• _Work request_: Which lines of the listing hold the string "data"? Copy those lines.

• _Records shown_:

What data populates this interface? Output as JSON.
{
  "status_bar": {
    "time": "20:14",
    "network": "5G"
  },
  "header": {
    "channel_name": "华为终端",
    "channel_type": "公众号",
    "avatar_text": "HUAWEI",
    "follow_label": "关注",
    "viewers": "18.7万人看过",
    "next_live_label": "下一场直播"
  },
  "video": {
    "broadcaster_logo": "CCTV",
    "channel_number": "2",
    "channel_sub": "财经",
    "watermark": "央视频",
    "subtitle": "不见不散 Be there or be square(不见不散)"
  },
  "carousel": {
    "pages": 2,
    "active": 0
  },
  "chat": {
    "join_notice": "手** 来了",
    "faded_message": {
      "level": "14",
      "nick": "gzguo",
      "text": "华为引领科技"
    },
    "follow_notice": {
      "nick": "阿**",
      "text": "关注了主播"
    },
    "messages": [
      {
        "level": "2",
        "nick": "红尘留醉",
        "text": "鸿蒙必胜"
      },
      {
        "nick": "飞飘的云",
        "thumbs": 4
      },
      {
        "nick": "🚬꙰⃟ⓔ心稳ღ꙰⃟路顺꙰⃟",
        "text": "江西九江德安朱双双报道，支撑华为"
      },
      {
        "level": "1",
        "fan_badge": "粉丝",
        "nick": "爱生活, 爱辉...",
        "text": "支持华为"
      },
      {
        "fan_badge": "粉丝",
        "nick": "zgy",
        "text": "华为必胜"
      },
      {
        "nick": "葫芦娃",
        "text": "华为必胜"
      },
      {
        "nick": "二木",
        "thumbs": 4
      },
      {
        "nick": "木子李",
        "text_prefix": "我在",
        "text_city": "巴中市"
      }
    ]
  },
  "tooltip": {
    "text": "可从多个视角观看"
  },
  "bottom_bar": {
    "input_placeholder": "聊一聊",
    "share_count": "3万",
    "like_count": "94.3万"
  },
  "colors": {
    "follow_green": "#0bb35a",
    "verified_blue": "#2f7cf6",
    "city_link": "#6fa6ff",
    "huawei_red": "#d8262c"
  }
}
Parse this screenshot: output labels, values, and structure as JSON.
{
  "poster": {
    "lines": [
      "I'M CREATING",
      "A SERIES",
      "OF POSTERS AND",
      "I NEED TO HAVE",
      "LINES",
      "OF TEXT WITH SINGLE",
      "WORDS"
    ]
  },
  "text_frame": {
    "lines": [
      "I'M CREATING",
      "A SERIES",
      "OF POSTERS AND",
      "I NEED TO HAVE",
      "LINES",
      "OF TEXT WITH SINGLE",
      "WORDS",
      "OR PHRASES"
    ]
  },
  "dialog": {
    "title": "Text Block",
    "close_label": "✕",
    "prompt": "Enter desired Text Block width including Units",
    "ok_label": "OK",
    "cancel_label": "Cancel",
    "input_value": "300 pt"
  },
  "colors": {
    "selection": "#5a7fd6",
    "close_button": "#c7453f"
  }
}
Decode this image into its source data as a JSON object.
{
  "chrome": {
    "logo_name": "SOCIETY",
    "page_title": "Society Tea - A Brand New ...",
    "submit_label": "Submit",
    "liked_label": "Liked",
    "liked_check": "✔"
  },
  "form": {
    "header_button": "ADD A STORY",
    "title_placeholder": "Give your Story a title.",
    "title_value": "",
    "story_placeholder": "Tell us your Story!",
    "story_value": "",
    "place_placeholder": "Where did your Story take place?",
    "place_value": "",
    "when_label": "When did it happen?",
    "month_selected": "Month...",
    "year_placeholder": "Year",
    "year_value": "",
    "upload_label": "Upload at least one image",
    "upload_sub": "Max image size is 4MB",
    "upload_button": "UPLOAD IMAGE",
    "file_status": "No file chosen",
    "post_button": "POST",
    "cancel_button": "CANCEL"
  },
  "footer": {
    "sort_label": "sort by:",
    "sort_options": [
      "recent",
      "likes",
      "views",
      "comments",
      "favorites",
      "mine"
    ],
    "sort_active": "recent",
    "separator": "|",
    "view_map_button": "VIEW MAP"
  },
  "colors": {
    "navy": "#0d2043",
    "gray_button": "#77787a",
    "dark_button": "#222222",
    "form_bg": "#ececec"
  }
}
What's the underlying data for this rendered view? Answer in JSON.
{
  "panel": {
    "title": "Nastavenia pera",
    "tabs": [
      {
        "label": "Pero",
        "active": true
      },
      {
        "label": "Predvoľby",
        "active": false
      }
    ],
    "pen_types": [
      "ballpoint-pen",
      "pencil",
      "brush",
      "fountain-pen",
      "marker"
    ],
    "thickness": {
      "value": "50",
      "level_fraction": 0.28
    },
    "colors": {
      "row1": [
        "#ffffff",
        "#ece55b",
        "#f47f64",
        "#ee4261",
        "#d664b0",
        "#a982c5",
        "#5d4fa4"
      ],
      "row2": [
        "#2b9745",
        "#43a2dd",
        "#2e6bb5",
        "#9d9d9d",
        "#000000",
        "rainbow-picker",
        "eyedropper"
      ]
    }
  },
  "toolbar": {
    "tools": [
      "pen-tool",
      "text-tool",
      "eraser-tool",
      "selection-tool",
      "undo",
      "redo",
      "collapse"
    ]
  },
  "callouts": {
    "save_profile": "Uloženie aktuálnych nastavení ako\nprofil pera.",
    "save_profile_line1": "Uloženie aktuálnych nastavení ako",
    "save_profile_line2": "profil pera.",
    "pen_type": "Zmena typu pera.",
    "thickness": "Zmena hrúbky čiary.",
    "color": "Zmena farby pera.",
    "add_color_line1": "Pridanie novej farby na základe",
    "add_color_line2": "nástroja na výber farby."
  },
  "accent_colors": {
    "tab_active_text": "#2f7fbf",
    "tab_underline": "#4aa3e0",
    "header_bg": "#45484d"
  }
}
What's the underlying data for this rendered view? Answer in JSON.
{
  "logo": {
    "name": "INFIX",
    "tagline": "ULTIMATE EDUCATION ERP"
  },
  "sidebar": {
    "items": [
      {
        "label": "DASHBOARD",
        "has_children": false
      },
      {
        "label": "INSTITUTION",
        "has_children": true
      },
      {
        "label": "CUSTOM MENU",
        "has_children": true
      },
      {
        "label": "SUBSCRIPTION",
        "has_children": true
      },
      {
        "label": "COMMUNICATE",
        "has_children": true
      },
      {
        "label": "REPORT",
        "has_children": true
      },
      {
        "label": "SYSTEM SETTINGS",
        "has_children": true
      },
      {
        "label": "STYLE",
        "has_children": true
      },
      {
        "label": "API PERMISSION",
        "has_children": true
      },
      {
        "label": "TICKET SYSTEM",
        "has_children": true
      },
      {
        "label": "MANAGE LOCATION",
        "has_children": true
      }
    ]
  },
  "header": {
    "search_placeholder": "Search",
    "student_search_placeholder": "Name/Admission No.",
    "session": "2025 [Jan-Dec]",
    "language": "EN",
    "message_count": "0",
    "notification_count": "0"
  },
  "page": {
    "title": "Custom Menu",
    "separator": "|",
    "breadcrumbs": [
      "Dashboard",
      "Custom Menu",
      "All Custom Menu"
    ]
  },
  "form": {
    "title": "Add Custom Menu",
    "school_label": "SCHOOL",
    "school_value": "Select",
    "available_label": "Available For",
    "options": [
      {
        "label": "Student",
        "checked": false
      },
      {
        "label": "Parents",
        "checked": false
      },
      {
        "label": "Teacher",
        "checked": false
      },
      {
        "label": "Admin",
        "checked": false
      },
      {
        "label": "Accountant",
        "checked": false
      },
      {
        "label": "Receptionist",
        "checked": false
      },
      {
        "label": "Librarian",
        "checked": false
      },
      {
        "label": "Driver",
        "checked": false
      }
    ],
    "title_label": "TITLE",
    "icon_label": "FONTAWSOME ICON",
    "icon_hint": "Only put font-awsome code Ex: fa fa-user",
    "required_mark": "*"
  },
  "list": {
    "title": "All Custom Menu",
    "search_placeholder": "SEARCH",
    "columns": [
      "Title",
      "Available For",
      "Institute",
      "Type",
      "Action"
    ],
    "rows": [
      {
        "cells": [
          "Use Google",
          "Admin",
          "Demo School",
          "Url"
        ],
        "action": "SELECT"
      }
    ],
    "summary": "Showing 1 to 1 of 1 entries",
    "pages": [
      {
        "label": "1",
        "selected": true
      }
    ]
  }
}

• _Answer space_:
What data populates this interface? Output as JSON.
Decode this image into its source data as a JSON object.
What's the underlying data for this rendered view? Answer in JSON.
What's the underlying data for this rendered view? Answer in JSON.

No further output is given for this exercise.